- [What the task requires]: Every line below that includes the word "save" needs to be copied.

========================================

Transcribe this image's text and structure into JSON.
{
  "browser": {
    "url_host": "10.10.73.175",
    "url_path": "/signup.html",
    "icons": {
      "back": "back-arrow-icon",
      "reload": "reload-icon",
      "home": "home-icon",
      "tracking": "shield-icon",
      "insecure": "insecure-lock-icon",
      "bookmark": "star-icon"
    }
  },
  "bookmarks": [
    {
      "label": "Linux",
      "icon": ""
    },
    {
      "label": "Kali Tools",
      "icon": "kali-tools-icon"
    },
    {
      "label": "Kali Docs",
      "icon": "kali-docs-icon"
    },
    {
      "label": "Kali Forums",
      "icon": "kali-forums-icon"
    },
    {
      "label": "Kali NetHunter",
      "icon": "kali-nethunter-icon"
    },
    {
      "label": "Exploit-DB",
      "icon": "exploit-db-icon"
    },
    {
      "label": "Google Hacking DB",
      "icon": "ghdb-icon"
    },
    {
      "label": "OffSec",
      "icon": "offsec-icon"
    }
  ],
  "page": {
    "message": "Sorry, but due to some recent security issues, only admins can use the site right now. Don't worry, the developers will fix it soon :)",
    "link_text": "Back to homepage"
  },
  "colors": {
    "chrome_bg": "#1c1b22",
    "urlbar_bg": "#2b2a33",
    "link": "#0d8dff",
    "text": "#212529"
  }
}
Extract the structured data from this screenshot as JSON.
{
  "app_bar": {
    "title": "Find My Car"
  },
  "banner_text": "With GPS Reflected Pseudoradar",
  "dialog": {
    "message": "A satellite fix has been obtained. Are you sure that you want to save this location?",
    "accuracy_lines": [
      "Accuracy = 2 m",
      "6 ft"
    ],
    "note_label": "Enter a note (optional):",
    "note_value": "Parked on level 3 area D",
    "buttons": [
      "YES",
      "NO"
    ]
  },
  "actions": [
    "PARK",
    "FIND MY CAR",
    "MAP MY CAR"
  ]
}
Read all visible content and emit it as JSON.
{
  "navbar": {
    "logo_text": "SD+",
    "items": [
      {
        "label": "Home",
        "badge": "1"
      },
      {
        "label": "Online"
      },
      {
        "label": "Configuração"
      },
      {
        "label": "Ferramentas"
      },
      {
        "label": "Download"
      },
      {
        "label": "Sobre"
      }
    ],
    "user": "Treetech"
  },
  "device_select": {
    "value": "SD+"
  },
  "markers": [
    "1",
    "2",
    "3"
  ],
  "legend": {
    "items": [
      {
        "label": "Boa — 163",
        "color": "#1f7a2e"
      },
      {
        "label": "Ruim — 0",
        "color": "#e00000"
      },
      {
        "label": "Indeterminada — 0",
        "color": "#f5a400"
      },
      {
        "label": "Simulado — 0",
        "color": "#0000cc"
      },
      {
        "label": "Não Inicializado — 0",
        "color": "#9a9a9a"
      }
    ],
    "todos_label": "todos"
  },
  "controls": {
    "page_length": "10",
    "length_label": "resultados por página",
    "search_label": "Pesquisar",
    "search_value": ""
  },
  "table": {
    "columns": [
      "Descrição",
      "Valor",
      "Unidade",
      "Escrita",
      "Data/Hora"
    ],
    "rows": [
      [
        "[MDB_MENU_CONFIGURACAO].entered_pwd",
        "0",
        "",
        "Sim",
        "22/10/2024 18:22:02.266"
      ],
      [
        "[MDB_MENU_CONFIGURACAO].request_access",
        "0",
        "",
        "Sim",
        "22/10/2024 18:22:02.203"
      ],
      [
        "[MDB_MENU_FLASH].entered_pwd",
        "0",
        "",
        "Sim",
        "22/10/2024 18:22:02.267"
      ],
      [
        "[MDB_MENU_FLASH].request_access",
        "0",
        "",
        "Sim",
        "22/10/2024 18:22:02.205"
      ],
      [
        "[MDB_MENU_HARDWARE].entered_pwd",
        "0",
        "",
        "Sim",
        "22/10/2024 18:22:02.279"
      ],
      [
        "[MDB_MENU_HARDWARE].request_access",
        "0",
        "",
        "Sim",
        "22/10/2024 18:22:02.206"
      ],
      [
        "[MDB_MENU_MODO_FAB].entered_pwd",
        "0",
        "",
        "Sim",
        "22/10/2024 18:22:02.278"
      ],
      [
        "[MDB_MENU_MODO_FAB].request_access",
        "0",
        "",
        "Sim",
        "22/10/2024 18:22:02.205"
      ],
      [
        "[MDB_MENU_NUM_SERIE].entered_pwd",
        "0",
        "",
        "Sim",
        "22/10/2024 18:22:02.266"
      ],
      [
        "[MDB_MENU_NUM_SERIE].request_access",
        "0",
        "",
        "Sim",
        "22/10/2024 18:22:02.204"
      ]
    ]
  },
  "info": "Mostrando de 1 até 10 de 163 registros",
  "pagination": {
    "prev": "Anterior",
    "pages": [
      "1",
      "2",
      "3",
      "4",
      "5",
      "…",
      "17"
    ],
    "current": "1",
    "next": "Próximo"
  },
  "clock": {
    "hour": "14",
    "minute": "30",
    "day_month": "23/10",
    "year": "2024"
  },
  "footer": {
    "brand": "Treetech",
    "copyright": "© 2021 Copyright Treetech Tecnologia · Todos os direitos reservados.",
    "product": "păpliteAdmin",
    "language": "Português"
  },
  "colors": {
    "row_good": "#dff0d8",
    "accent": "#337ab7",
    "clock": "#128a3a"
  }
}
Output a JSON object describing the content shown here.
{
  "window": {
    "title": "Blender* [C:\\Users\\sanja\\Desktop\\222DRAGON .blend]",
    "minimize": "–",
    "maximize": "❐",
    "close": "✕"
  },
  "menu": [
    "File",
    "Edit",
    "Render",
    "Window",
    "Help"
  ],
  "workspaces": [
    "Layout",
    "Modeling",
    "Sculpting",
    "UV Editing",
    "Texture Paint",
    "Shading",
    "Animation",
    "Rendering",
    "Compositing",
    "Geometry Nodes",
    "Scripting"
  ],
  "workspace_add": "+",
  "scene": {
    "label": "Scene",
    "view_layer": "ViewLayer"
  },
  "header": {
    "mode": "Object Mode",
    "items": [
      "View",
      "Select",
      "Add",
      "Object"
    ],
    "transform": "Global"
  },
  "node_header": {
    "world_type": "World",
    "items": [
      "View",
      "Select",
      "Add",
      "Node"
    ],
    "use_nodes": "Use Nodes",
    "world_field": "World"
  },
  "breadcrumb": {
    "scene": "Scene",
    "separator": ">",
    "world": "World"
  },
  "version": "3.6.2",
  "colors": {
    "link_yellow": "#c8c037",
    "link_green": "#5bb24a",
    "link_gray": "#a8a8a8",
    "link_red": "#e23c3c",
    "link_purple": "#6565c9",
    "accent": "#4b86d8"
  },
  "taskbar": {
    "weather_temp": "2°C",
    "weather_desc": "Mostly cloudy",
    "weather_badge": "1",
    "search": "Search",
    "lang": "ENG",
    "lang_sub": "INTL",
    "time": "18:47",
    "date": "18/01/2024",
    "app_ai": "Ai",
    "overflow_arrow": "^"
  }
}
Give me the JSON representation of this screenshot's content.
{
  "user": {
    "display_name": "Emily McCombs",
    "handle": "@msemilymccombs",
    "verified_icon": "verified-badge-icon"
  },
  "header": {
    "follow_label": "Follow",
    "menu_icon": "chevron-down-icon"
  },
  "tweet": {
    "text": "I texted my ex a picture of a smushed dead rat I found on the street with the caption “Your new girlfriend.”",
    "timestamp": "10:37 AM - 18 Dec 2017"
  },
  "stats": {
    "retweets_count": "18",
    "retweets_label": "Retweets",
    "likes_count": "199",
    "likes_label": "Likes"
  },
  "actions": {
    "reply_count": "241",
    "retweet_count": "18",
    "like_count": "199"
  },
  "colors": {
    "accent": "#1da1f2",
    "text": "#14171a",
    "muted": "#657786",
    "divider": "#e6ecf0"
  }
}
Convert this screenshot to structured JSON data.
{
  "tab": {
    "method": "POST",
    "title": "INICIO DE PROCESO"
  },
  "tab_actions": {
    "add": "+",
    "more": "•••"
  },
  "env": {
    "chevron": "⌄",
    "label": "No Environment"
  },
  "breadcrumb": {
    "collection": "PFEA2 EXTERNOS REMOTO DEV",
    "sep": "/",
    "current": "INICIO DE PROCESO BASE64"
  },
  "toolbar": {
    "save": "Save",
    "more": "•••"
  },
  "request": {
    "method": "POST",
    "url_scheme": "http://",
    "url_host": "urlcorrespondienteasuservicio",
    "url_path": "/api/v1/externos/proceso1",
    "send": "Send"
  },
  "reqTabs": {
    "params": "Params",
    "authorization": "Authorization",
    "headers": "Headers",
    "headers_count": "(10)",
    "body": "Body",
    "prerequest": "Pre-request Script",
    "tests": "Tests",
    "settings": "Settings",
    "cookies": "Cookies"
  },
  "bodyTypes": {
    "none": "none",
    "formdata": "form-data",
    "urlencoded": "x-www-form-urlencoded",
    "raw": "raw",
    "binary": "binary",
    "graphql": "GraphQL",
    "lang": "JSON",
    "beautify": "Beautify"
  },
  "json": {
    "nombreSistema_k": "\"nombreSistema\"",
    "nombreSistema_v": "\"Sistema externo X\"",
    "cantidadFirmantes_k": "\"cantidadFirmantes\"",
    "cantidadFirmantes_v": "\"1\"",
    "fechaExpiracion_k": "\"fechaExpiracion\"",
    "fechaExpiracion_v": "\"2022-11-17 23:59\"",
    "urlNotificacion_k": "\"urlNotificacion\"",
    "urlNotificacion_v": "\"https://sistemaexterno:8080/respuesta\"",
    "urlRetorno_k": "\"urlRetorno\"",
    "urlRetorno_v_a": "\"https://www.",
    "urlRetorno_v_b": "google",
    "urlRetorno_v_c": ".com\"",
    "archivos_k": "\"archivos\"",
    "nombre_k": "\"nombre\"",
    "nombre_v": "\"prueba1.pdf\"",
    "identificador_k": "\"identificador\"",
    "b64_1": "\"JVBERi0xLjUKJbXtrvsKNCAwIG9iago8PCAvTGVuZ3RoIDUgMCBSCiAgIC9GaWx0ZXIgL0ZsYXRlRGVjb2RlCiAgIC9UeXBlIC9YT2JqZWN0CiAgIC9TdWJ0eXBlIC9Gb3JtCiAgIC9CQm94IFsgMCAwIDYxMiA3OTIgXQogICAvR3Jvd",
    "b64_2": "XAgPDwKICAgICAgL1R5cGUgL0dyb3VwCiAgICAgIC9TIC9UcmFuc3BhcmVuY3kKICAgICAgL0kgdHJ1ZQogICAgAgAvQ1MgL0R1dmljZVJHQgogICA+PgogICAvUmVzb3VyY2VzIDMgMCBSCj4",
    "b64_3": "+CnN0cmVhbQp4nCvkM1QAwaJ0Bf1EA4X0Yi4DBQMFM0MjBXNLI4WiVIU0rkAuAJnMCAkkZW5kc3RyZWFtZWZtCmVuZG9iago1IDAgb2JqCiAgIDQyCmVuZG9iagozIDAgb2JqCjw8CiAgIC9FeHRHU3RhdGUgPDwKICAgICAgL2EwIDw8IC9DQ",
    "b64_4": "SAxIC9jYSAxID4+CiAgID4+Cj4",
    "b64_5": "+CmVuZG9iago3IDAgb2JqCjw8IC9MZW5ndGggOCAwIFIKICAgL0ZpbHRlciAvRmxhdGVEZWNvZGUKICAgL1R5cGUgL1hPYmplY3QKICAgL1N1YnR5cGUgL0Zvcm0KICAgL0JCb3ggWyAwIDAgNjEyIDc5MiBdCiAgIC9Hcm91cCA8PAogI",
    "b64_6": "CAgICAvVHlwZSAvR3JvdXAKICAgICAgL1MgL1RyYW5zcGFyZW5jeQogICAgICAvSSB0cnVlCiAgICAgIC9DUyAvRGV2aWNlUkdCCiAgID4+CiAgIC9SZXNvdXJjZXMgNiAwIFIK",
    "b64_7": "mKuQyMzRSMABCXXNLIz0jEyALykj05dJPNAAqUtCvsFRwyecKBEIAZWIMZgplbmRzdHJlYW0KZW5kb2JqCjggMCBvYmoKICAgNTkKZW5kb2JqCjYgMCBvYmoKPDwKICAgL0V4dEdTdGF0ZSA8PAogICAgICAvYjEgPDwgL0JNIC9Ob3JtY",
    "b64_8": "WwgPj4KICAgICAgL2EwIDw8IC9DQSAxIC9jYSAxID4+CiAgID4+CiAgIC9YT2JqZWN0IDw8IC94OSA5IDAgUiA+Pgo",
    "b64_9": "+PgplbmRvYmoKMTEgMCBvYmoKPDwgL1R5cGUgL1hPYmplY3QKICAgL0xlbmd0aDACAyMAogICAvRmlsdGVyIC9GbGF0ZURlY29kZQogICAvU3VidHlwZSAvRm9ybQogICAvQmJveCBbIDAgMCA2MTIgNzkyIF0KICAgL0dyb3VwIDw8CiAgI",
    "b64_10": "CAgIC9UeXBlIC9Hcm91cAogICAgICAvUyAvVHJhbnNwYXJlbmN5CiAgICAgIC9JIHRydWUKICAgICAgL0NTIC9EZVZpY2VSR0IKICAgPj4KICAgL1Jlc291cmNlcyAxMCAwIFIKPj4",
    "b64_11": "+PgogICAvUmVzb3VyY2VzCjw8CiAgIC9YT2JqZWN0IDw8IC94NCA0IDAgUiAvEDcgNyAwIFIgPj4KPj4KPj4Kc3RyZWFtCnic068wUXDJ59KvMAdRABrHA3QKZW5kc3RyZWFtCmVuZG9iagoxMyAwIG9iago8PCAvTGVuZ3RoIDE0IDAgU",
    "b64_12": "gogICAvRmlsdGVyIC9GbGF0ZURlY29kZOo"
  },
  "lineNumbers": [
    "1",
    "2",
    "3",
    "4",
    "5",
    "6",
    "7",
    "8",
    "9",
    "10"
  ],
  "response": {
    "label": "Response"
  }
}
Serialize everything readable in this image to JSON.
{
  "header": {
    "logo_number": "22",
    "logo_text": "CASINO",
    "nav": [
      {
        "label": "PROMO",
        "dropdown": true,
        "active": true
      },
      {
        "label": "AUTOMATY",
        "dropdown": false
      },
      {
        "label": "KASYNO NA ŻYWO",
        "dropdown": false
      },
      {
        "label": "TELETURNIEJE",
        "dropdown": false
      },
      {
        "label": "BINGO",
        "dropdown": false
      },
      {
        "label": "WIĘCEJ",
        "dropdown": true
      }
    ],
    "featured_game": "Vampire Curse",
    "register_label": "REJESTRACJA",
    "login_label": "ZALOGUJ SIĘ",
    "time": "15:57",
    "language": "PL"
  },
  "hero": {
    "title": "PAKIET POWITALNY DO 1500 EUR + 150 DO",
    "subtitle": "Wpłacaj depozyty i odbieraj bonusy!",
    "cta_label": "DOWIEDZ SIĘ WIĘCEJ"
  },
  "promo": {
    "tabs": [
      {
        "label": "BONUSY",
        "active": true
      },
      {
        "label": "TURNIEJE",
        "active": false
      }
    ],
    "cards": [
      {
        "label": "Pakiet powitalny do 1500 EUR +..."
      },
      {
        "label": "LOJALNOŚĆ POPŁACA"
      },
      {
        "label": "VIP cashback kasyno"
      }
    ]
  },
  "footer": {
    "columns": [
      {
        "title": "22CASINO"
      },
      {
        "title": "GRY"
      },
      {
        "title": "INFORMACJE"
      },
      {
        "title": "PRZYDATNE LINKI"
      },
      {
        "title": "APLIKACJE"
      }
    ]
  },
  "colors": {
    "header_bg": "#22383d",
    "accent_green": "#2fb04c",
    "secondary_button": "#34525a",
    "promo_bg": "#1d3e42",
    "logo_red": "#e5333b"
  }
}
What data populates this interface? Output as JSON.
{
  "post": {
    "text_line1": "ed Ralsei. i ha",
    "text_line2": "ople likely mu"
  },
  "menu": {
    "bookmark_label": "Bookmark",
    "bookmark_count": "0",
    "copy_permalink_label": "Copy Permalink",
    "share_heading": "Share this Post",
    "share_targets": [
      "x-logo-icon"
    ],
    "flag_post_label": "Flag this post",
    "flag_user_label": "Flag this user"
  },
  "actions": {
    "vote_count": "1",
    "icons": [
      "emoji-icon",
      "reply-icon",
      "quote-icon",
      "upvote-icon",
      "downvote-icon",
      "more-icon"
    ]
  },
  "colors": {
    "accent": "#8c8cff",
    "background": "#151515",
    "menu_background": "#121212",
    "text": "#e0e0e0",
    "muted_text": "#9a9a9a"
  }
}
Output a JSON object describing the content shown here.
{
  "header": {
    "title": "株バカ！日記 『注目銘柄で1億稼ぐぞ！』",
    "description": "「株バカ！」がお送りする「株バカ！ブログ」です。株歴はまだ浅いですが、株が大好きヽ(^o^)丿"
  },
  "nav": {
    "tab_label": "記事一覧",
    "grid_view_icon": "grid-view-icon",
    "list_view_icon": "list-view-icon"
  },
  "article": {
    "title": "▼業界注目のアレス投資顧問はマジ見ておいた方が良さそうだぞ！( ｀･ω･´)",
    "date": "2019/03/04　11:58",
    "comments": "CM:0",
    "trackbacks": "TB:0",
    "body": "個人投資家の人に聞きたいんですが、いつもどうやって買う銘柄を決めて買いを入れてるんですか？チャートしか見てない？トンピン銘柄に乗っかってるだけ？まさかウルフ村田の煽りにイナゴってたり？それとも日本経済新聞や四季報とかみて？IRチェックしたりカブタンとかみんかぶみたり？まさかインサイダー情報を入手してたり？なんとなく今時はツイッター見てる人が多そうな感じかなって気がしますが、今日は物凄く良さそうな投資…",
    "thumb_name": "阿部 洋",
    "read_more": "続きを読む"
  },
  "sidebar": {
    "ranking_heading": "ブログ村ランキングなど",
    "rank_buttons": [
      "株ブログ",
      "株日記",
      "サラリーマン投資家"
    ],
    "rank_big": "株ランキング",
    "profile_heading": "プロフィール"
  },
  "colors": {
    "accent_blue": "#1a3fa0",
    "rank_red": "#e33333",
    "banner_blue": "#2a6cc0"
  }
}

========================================

- [Result of the exercise]:
    "message": "A satellite fix has been obtained. Are you sure that you want to save this location?",
    "save": "Save",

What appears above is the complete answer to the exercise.